Adrienne Harris: introduction
Since, the early 1990’s, Yolanda Gampel has been doing important theoretical and clinical work in situations of social and political violence and has written now a number of influential essays developing a term she names ‘radioactive identifications’. Whether we think of the unspeakable and unrepresentable effects of local or social trauma, we must see the disruption of so much functioning in these moments and in particular in the clinical setting. As the world, macro and micro shakes and shudders, or as someone has written, the social glue melts, he frames and working assumptions of our work are all put into question, or free fall, or turmoil, or all at once. “I use the term “radioactive identification” or “radioactive nucleus” (Gampel, 1993, 1996a) to refer to phenomena that are comprised of unapproachable, nonrepresentable remnants of the memories of social violence that remain “radioactive,” ….These radioactive elements lie scattered about—hidden in images, nightmares, and symptoms—through which, however, they are detectable.” (Gampel, 1998). For a number of analysts and for their patients, the events around the election of Donald Trump as President were utterly uniquely destabilizing. This unsettling and disruptive experience was certainly not the same for everyone. But indifference or business as usual came to seem the most troubling symptom of all. The level of social fear, of hatreds and fear of the hatred of others, of shame, of feeling lost in time and space, were all in different analytic pairs, in different ways and degrees a fact of analytic life for some period. Analysts reported experiences of sudden confessions and worries about badness in some patients. Material appeared in the aftermath of the election results that surprised both patient and analyst. Fragile patients seem particularly vulnerable. Almost no one on either side of the couch was invulnerable. Extending these ideas more globally, I am interested in hearing from and learning from analysts n different political and institutional cultures about the effect and force of political and social circumstances: migration, rise of right wing ideologies, anti-semitism, military and political violence, instabilities and fears generated by crises in the environment and climate change. I come to feel that Gampel’s terms and her understanding of these kinds of situations (from time in Argentina, in Europe and in Israel) were potent for me in this historic moment and offered a unique opportunity to think about what these disruptions in practice might mean in regard to collective as well as personal life. This panel is an inquiry into analysts’ experiences of work in conditions of political and social stress, perhaps unprecedented in the past half century, perhaps still too familiar.

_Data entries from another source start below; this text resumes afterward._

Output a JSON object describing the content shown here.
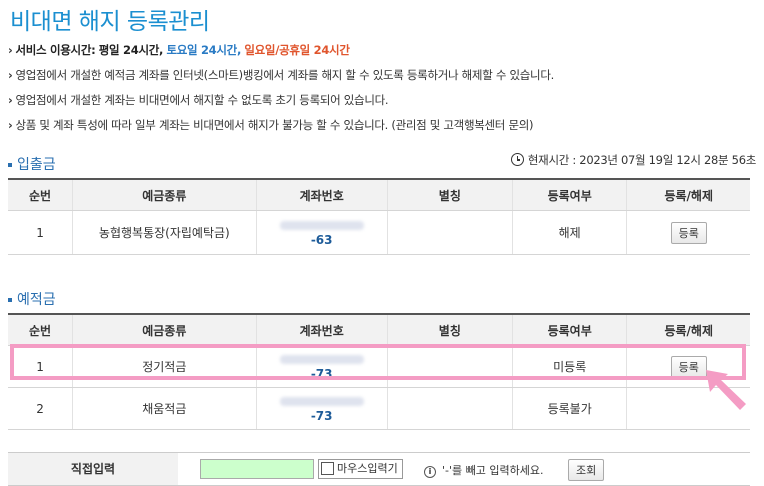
{
  "title": "비대면 해지 등록관리",
  "notices": {
    "hours": {
      "prefix": "서비스 이용시간:",
      "weekday": "평일 24시간,",
      "saturday": "토요일 24시간,",
      "sunday": "일요일/공휴일 24시간"
    },
    "line2": "영업점에서 개설한 예적금 계좌를 인터넷(스마트)뱅킹에서 계좌를 해지 할 수 있도록 등록하거나 해제할 수 있습니다.",
    "line3": "영업점에서 개설한 계좌는 비대면에서 해지할 수 없도록 초기 등록되어 있습니다.",
    "line4": "상품 및 계좌 특성에 따라 일부 계좌는 비대면에서 해지가 불가능 할 수 있습니다. (관리점 및 고객행복센터 문의)"
  },
  "current_time": "현재시간 : 2023년 07월 19일 12시 28분 56초",
  "columns": [
    "순번",
    "예금종류",
    "계좌번호",
    "별칭",
    "등록여부",
    "등록/해제"
  ],
  "deposit_section": {
    "title": "입출금",
    "rows": [
      {
        "no": "1",
        "type": "농협행복통장(자립예탁금)",
        "acct_suffix": "-63",
        "alias": "",
        "status": "해제",
        "action": "등록"
      }
    ]
  },
  "savings_section": {
    "title": "예적금",
    "rows": [
      {
        "no": "1",
        "type": "정기적금",
        "acct_suffix": "-73",
        "alias": "",
        "status": "미등록",
        "action": "등록"
      },
      {
        "no": "2",
        "type": "채움적금",
        "acct_suffix": "-73",
        "alias": "",
        "status": "등록불가",
        "action": ""
      }
    ]
  },
  "direct_input": {
    "label": "직접입력",
    "mouse_input": "마우스입력기",
    "hint": "'-'를 빼고 입력하세요.",
    "query_button": "조회"
  },
  "colors": {
    "title": "#1b8fd0",
    "highlight": "#f49cc4",
    "input_bg": "#ccffcc"
  }
}
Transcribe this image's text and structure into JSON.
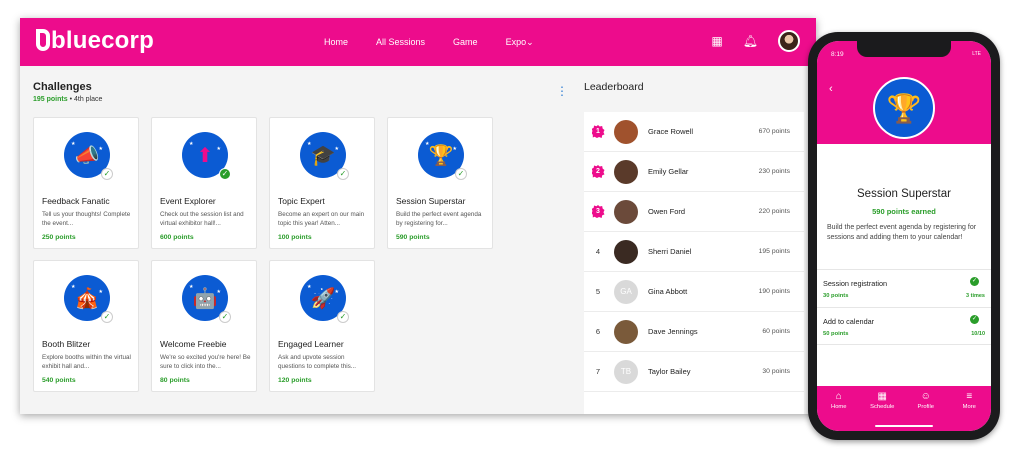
{
  "app": {
    "brand": "bluecorp",
    "nav": [
      "Home",
      "All Sessions",
      "Game",
      "Expo"
    ],
    "nav_expo_caret": "⌄",
    "icons": [
      "calendar-icon",
      "bell-icon",
      "avatar"
    ]
  },
  "challenges": {
    "title": "Challenges",
    "points": "195 points",
    "separator": "•",
    "place": "4th place",
    "more_icon": "⋮",
    "cards": [
      {
        "title": "Feedback Fanatic",
        "desc": "Tell us your thoughts! Complete the event...",
        "points": "250 points",
        "icon": "megaphone-icon",
        "glyph": "📣",
        "completed": false
      },
      {
        "title": "Event Explorer",
        "desc": "Check out the session list and virtual exhibitor hall!...",
        "points": "600 points",
        "icon": "arrow-up-icon",
        "glyph": "⬆",
        "completed": true
      },
      {
        "title": "Topic Expert",
        "desc": "Become an expert on our main topic this year! Atten...",
        "points": "100 points",
        "icon": "graduation-cap-icon",
        "glyph": "🎓",
        "completed": false
      },
      {
        "title": "Session Superstar",
        "desc": "Build the perfect event agenda by registering for...",
        "points": "590 points",
        "icon": "trophy-icon",
        "glyph": "🏆",
        "completed": false
      },
      {
        "title": "Booth Blitzer",
        "desc": "Explore booths within the virtual exhibit hall and...",
        "points": "540 points",
        "icon": "booth-icon",
        "glyph": "🎪",
        "completed": false
      },
      {
        "title": "Welcome Freebie",
        "desc": "We're so excited you're here! Be sure to click into the...",
        "points": "80 points",
        "icon": "robot-icon",
        "glyph": "🤖",
        "completed": false
      },
      {
        "title": "Engaged Learner",
        "desc": "Ask and upvote session questions to complete this...",
        "points": "120 points",
        "icon": "rocket-icon",
        "glyph": "🚀",
        "completed": false
      }
    ]
  },
  "leaderboard": {
    "title": "Leaderboard",
    "rows": [
      {
        "rank": "1",
        "name": "Grace Rowell",
        "points": "670 points",
        "initials": "",
        "avatar_color": "#a0522d",
        "top": true
      },
      {
        "rank": "2",
        "name": "Emily Gellar",
        "points": "230 points",
        "initials": "",
        "avatar_color": "#5a3a2a",
        "top": true
      },
      {
        "rank": "3",
        "name": "Owen Ford",
        "points": "220 points",
        "initials": "",
        "avatar_color": "#6b4a3a",
        "top": true
      },
      {
        "rank": "4",
        "name": "Sherri Daniel",
        "points": "195 points",
        "initials": "",
        "avatar_color": "#3a2a22",
        "top": false
      },
      {
        "rank": "5",
        "name": "Gina Abbott",
        "points": "190 points",
        "initials": "GA",
        "avatar_color": "#d9d9d9",
        "top": false
      },
      {
        "rank": "6",
        "name": "Dave Jennings",
        "points": "60 points",
        "initials": "",
        "avatar_color": "#7a5a3a",
        "top": false
      },
      {
        "rank": "7",
        "name": "Taylor Bailey",
        "points": "30 points",
        "initials": "TB",
        "avatar_color": "#d9d9d9",
        "top": false
      }
    ]
  },
  "phone": {
    "time": "8:19",
    "status": "LTE",
    "back_icon": "‹",
    "badge_glyph": "🏆",
    "title": "Session Superstar",
    "earned": "590 points earned",
    "description": "Build the perfect event agenda by registering for sessions and adding them to your calendar!",
    "items": [
      {
        "name": "Session registration",
        "points": "30 points",
        "count": "3 times"
      },
      {
        "name": "Add to calendar",
        "points": "50 points",
        "count": "10/10"
      }
    ],
    "tabs": [
      {
        "label": "Home",
        "glyph": "⌂",
        "icon": "home-icon"
      },
      {
        "label": "Schedule",
        "glyph": "▦",
        "icon": "schedule-icon"
      },
      {
        "label": "Profile",
        "glyph": "☺",
        "icon": "profile-icon"
      },
      {
        "label": "More",
        "glyph": "≡",
        "icon": "more-icon"
      }
    ]
  },
  "colors": {
    "brand_pink": "#ed0c8c",
    "badge_blue": "#0b5bd3",
    "points_green": "#2a9d2a"
  }
}
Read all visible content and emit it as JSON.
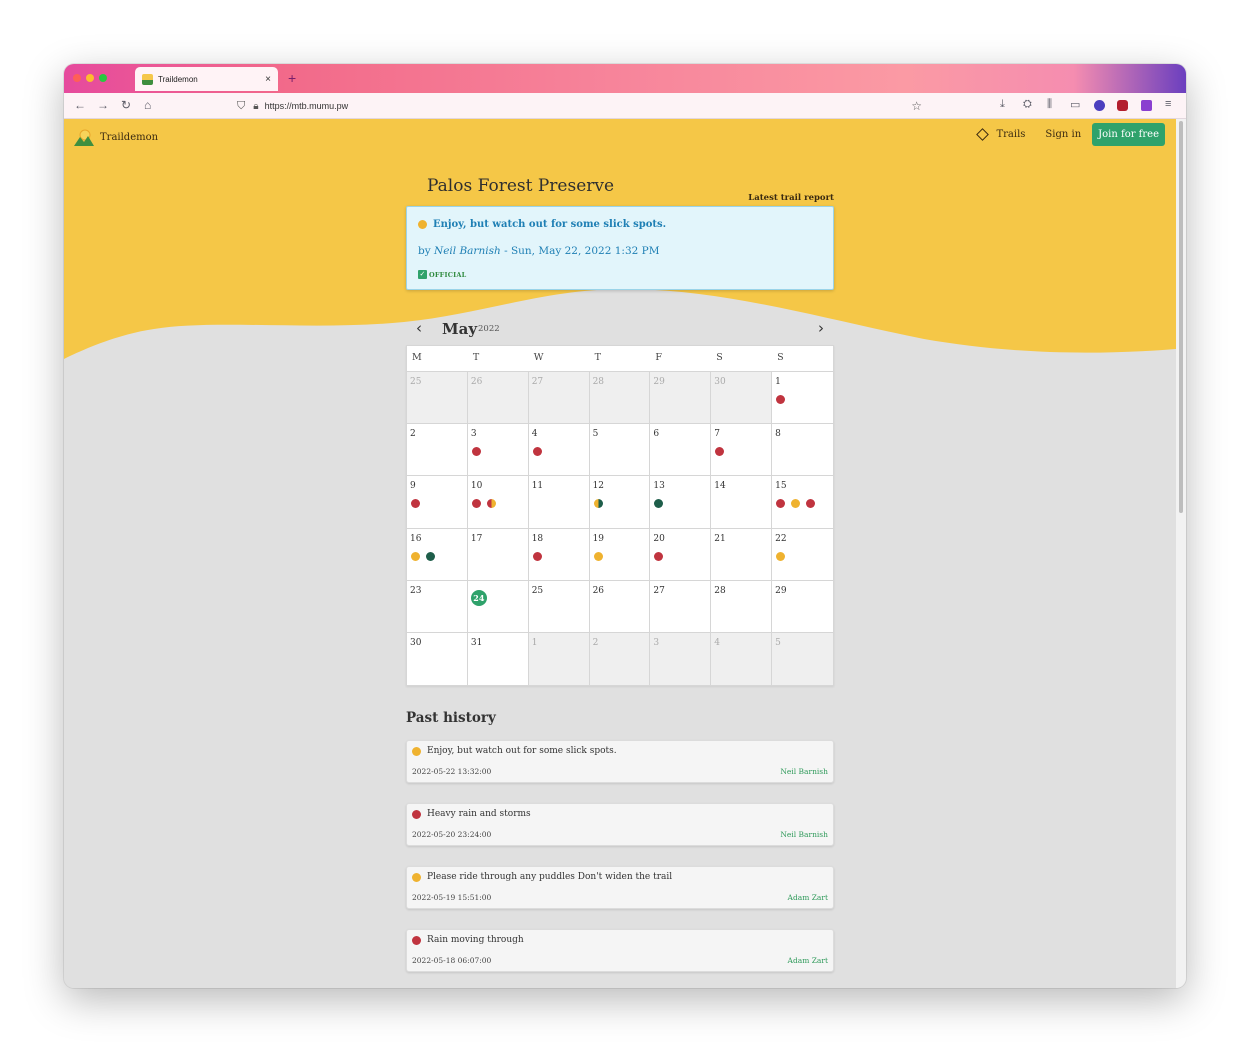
{
  "browser": {
    "tab_title": "Traildemon",
    "tab_close": "×",
    "new_tab": "+",
    "url": "https://mtb.mumu.pw"
  },
  "site": {
    "brand": "Traildemon",
    "nav_trails": "Trails",
    "nav_signin": "Sign in",
    "nav_join": "Join for free"
  },
  "trail": {
    "title": "Palos Forest Preserve",
    "latest_label": "Latest trail report",
    "latest": {
      "status": "Enjoy, but watch out for some slick spots.",
      "by": "by",
      "author": "Neil Barnish",
      "date": " - Sun, May 22, 2022 1:32 PM",
      "official": "OFFICIAL"
    }
  },
  "calendar": {
    "prev": "‹",
    "next": "›",
    "month": "May",
    "year": "2022",
    "weekdays": [
      "M",
      "T",
      "W",
      "T",
      "F",
      "S",
      "S"
    ],
    "weeks": [
      [
        {
          "n": "25",
          "out": true
        },
        {
          "n": "26",
          "out": true
        },
        {
          "n": "27",
          "out": true
        },
        {
          "n": "28",
          "out": true
        },
        {
          "n": "29",
          "out": true
        },
        {
          "n": "30",
          "out": true
        },
        {
          "n": "1",
          "dots": [
            "red"
          ]
        }
      ],
      [
        {
          "n": "2"
        },
        {
          "n": "3",
          "dots": [
            "red"
          ]
        },
        {
          "n": "4",
          "dots": [
            "red"
          ]
        },
        {
          "n": "5"
        },
        {
          "n": "6"
        },
        {
          "n": "7",
          "dots": [
            "red"
          ]
        },
        {
          "n": "8"
        }
      ],
      [
        {
          "n": "9",
          "dots": [
            "red"
          ]
        },
        {
          "n": "10",
          "dots": [
            "red",
            "red-yellow"
          ]
        },
        {
          "n": "11"
        },
        {
          "n": "12",
          "dots": [
            "yellow-green"
          ]
        },
        {
          "n": "13",
          "dots": [
            "green"
          ]
        },
        {
          "n": "14"
        },
        {
          "n": "15",
          "dots": [
            "red",
            "yellow",
            "red"
          ]
        }
      ],
      [
        {
          "n": "16",
          "dots": [
            "yellow",
            "green"
          ]
        },
        {
          "n": "17"
        },
        {
          "n": "18",
          "dots": [
            "red"
          ]
        },
        {
          "n": "19",
          "dots": [
            "yellow"
          ]
        },
        {
          "n": "20",
          "dots": [
            "red"
          ]
        },
        {
          "n": "21"
        },
        {
          "n": "22",
          "dots": [
            "yellow"
          ]
        }
      ],
      [
        {
          "n": "23"
        },
        {
          "n": "24",
          "today": true
        },
        {
          "n": "25"
        },
        {
          "n": "26"
        },
        {
          "n": "27"
        },
        {
          "n": "28"
        },
        {
          "n": "29"
        }
      ],
      [
        {
          "n": "30"
        },
        {
          "n": "31"
        },
        {
          "n": "1",
          "out": true
        },
        {
          "n": "2",
          "out": true
        },
        {
          "n": "3",
          "out": true
        },
        {
          "n": "4",
          "out": true
        },
        {
          "n": "5",
          "out": true
        }
      ]
    ]
  },
  "history": {
    "title": "Past history",
    "items": [
      {
        "status": "Enjoy, but watch out for some slick spots.",
        "color": "yellow",
        "time": "2022-05-22 13:32:00",
        "author": "Neil Barnish"
      },
      {
        "status": "Heavy rain and storms",
        "color": "red",
        "time": "2022-05-20 23:24:00",
        "author": "Neil Barnish"
      },
      {
        "status": "Please ride through any puddles Don't widen the trail",
        "color": "yellow",
        "time": "2022-05-19 15:51:00",
        "author": "Adam Zart"
      },
      {
        "status": "Rain moving through",
        "color": "red",
        "time": "2022-05-18 06:07:00",
        "author": "Adam Zart"
      }
    ]
  },
  "colors": {
    "brand_yellow": "#f5c747",
    "status_red": "#c0343f",
    "status_yellow": "#efb22f",
    "status_green": "#1e5e4a",
    "join_green": "#2fa26b"
  }
}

Reference: Gampel, Y. (1998). Reflections on Countertransference in Psychoanalytic Work with Child Survivors of the Shoah. J. Amer. Acad. Psychoanal., 26:34-60